*** Opening Data provided ***
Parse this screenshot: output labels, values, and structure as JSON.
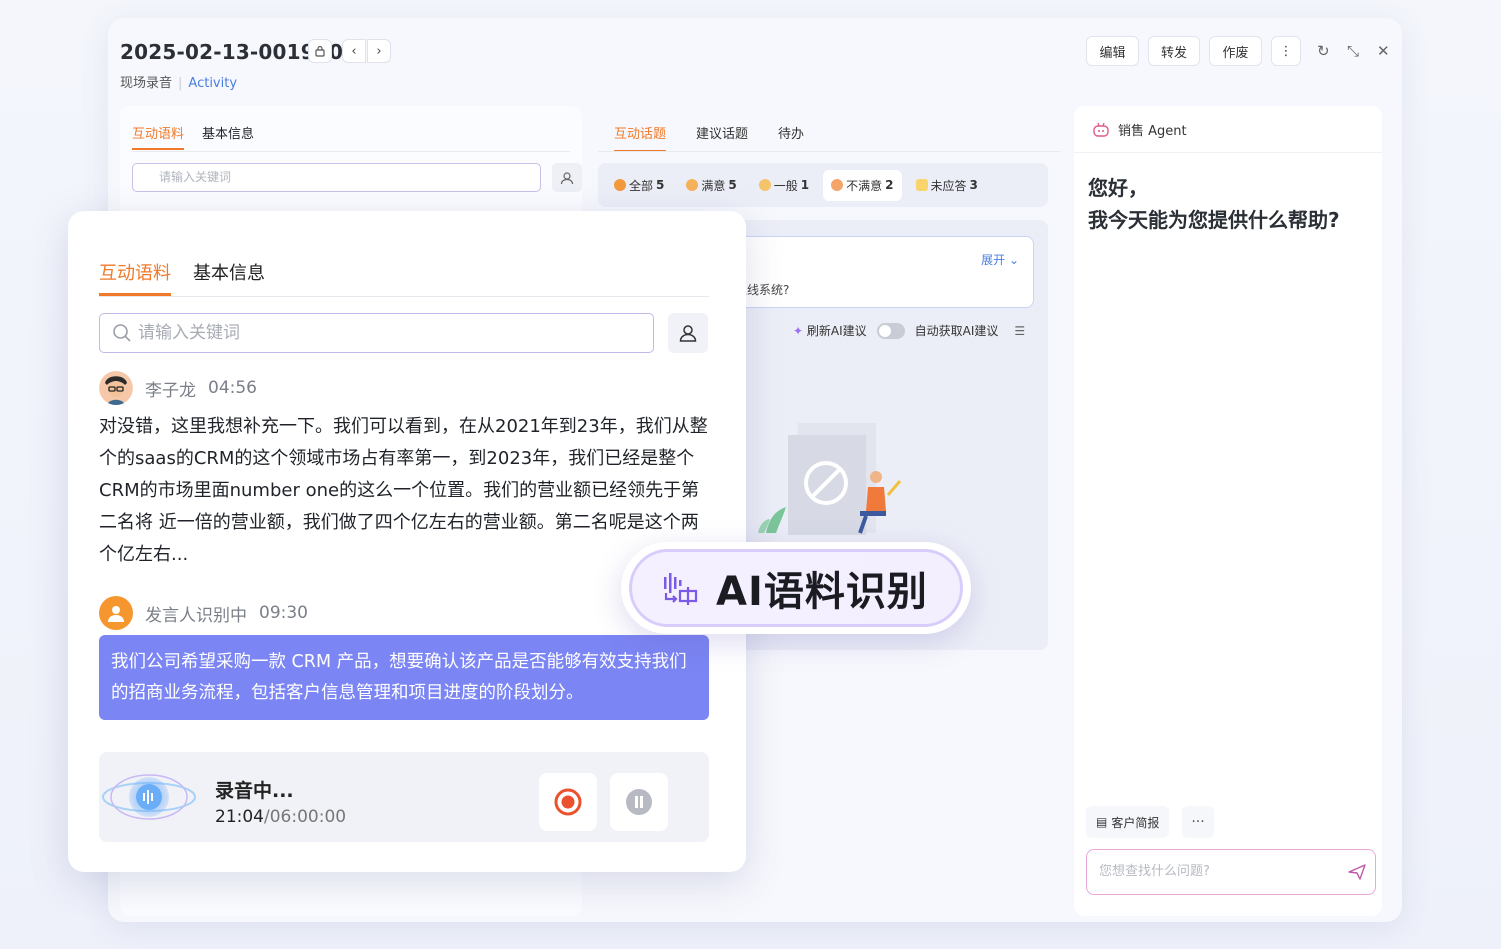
{
  "header": {
    "title": "2025-02-13-001960",
    "subtitle_type": "现场录音",
    "subtitle_link": "Activity",
    "buttons": {
      "edit": "编辑",
      "forward": "转发",
      "void": "作废"
    }
  },
  "left_panel": {
    "tabs": [
      "互动语料",
      "基本信息"
    ],
    "search_placeholder": "请输入关键词"
  },
  "middle_panel": {
    "tabs": [
      "互动话题",
      "建议话题",
      "待办"
    ],
    "filters": [
      {
        "label": "全部",
        "count": "5"
      },
      {
        "label": "满意",
        "count": "5"
      },
      {
        "label": "一般",
        "count": "1"
      },
      {
        "label": "不满意",
        "count": "2"
      },
      {
        "label": "未应答",
        "count": "3"
      }
    ],
    "expand_label": "展开",
    "question": "您预计什么时候上线系统?",
    "refresh_ai": "刷新AI建议",
    "auto_ai": "自动获取AI建议"
  },
  "agent": {
    "title": "销售 Agent",
    "greeting_line1": "您好，",
    "greeting_line2": "我今天能为您提供什么帮助?",
    "brief_label": "客户简报",
    "input_placeholder": "您想查找什么问题?"
  },
  "overlay": {
    "tabs": [
      "互动语料",
      "基本信息"
    ],
    "search_placeholder": "请输入关键词",
    "speaker1": {
      "name": "李子龙",
      "time": "04:56"
    },
    "speech1": "对没错，这里我想补充一下。我们可以看到，在从2021年到23年，我们从整个的saas的CRM的这个领域市场占有率第一，到2023年，我们已经是整个CRM的市场里面number one的这么一个位置。我们的营业额已经领先于第二名将 近一倍的营业额，我们做了四个亿左右的营业额。第二名呢是这个两个亿左右...",
    "speaker2": {
      "name": "发言人识别中",
      "time": "09:30"
    },
    "speech2": "我们公司希望采购一款 CRM 产品，想要确认该产品是否能够有效支持我们的招商业务流程，包括客户信息管理和项目进度的阶段划分。",
    "recording_title": "录音中...",
    "recording_elapsed": "21:04",
    "recording_total": "/06:00:00"
  },
  "badge": {
    "label": "AI语料识别"
  },
  "colors": {
    "accent": "#f07a2a",
    "bubble": "#7b85f3",
    "link": "#4a7fe0"
  }
}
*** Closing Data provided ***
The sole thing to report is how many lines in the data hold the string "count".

5